Seems reasonable.

Now that Donald Trump is about to become president, however, the Emolument Clause is suddenly relevant. His far-flung business interests include a loan from the Bank of China, which is partially owned by the Chinese government, and so much more, as The New York Times and others have written.

Without a doubt, Trump’s critics will sue to enforce the clause. If they draw a sympathetic judge, Trump could face years of litigation. It’d be so much easier if he were to put his holdings into a blind trust.

Take a number: 59 percent

Donald Trump has a habit of defying polls, as Hillary Clinton learned two weeks ago. But one released Tuesday by CNN/ORC says that 59 percent of respondents believe he isn’t doing enough to avoid conflicts by planning to turn over management of his business empire to his children; 39 percent are satisfied.

We wrote about the potential conflicts, as did The Wall Street Journal editorial board, which joined the call for Trump to divest his holdings and place the assets in a truly blind trust. Otherwise, the WSJ warned, his presidency will be mired in controversy.

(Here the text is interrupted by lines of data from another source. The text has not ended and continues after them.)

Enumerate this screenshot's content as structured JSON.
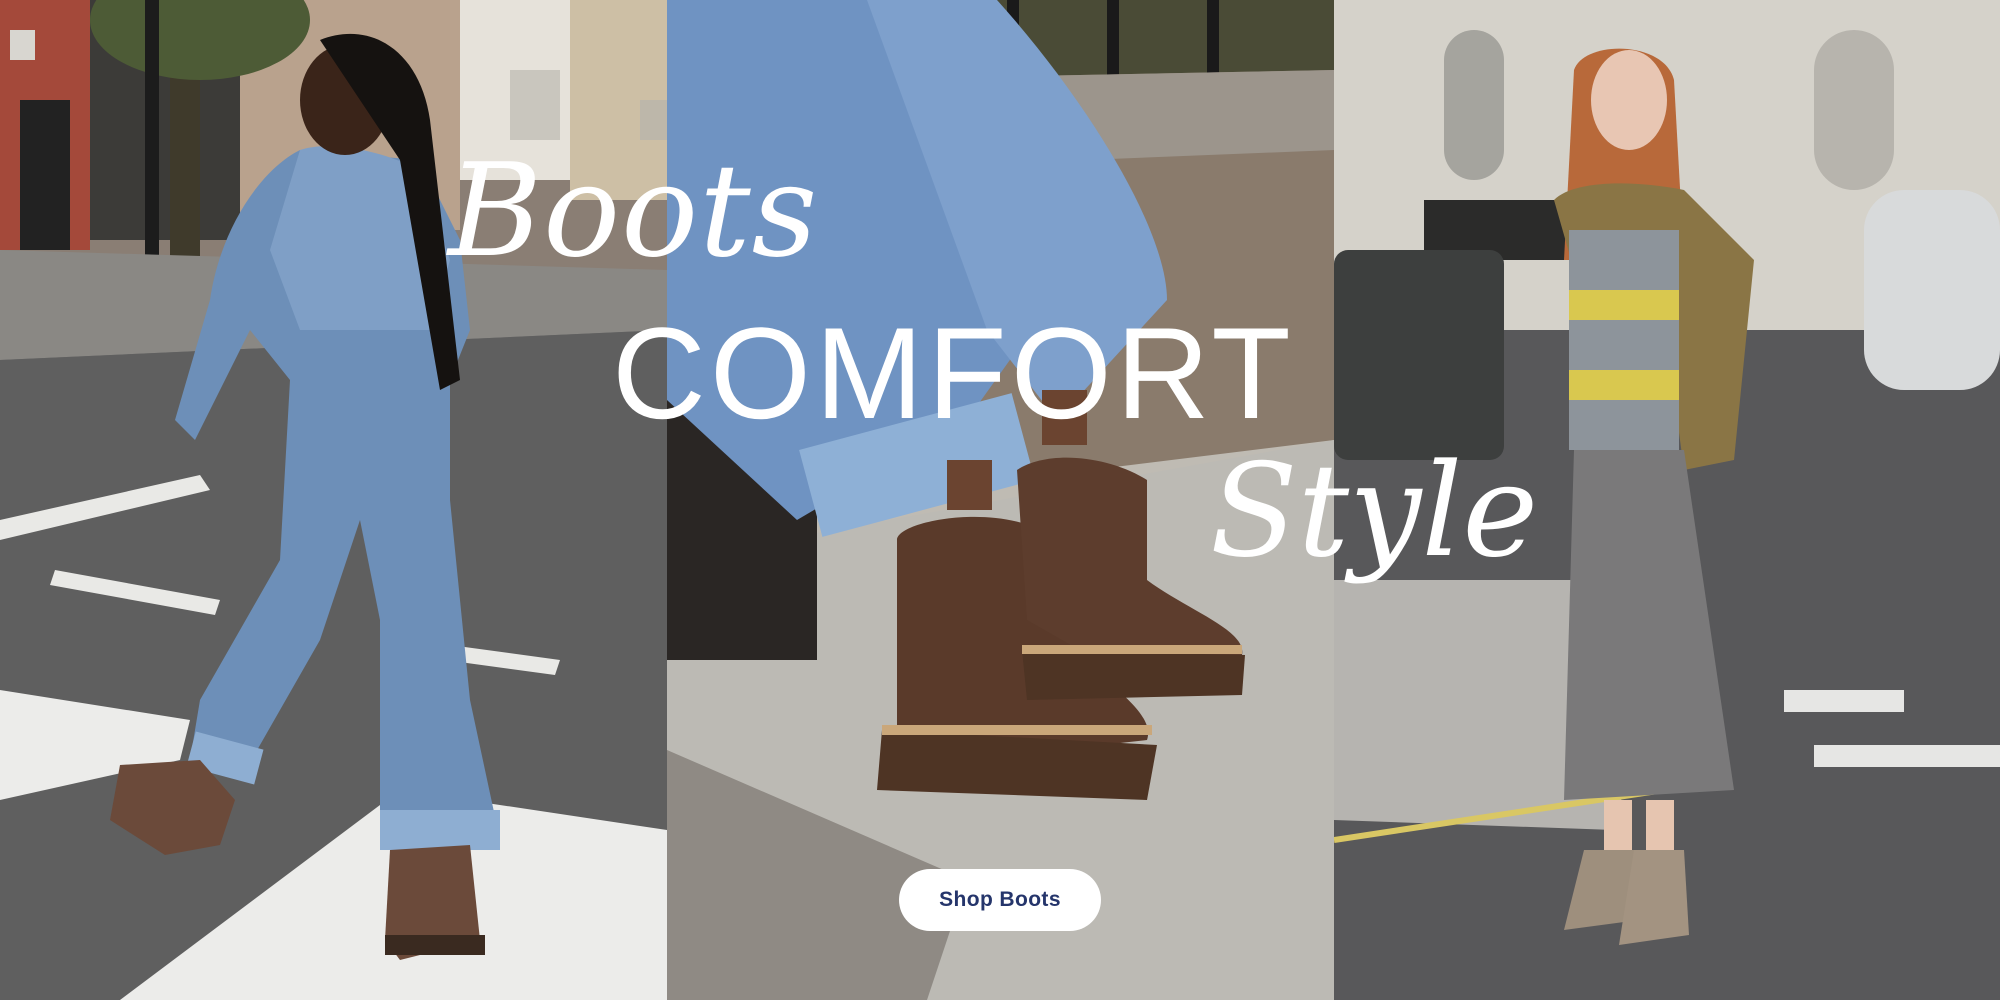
{
  "hero": {
    "headline_line1": "Boots",
    "headline_line2": "COMFORT",
    "headline_line3": "Style",
    "cta_label": "Shop Boots",
    "colors": {
      "headline": "#ffffff",
      "cta_background": "#ffffff",
      "cta_text": "#25356b"
    }
  },
  "panels": [
    {
      "name": "left",
      "alt": "woman-in-denim-walking-in-chelsea-boots"
    },
    {
      "name": "center",
      "alt": "brown-chelsea-boots-close-up"
    },
    {
      "name": "right",
      "alt": "woman-in-striped-sweater-and-taupe-boots"
    }
  ]
}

For people trying to score at home, The Washington Post has created a handy list of where Trump Inc.’s businesses might conflict with the business of government.

“The law’s totally on my side, the president can’t have a conflict of interest,” he told The New York Times on Tuesday. – Foon Rhee, @foonrhee

Our take

Editorial: To understand just how deep the rabbit hole of fake news goes, consider the story of Comet Ping Pong, a pizzeria in Washington, D.C., that’s rumored to be the headquarters of child molestation ring with connections to Hillary Clinton and her campaign chief, John Podesta.

Editorial: California farmers grow all the glamor crops: fine wine grapes, tomatoes, almonds, pistachios, strawberries and so many more. Steve Bontadelli finds glory in the humble Brussels sprout, as detailed in a recent edition of the California Farm Bureau’s publication, Ag Alert. For that, we give thanks.

Marcos Breton: A Donald Trump supporter sits down at your Thanksgiving table. Now what?

Cherri Senders: Why Black Thursday is anti-worker.

Ken Beer: Sports fishermen have rights, too.

Their take

Orange County Register: A federal appeals court, acting in a taxi case, sided with entrepreneurs looking to make a living and consumers, who benefit from the increased competition in the form of lower prices and better service. Now, if only regulatory and protectionist barriers could be brought down in equal measure and fervor in other industries.

L.A. Times: The Trans-Pacific Partnership isn’t dead outside the U.S.

Raleigh News & Observer: Donald Trump is figuring out that at the end of the day, most Americans want a leader who is calm, measured in thought and action, and not on either end of the political extremes.

David Remnick, The New Yorker: The fantasy of the normalization of Donald Trump – the idea that a demagogic candidate would somehow be transformed into a statesman of poise and deliberation after his Election Day victory – should now be a distant memory, an illusion shattered.

Andrew C. McCarthy, National Review: Sen. Jeff Sessions has served our nation well in a wide variety of ways during his Senate tenure. It is on the imperative of enforcing our immigration laws, though, that he most stands out as a notably effective voice, if too often a lonely one.

Syndicates’ take

Kathleen Parker: The meaning of Mitt Romney.

Ruben Navarrette: “Hamilton” cast staged rude encounter.

Dana Milbank: Trump must disown white nationalists.


“The boorishness of the American population knows no bounds.” Pam Niebauer, Diamond Springs

President-elect Trump’s Twitter feed

“Prior to the election it was well known that I have interests in properties all over the world. Only the crooked media makes this a big deal!” Donald J. Trump ‏@realDonaldTrump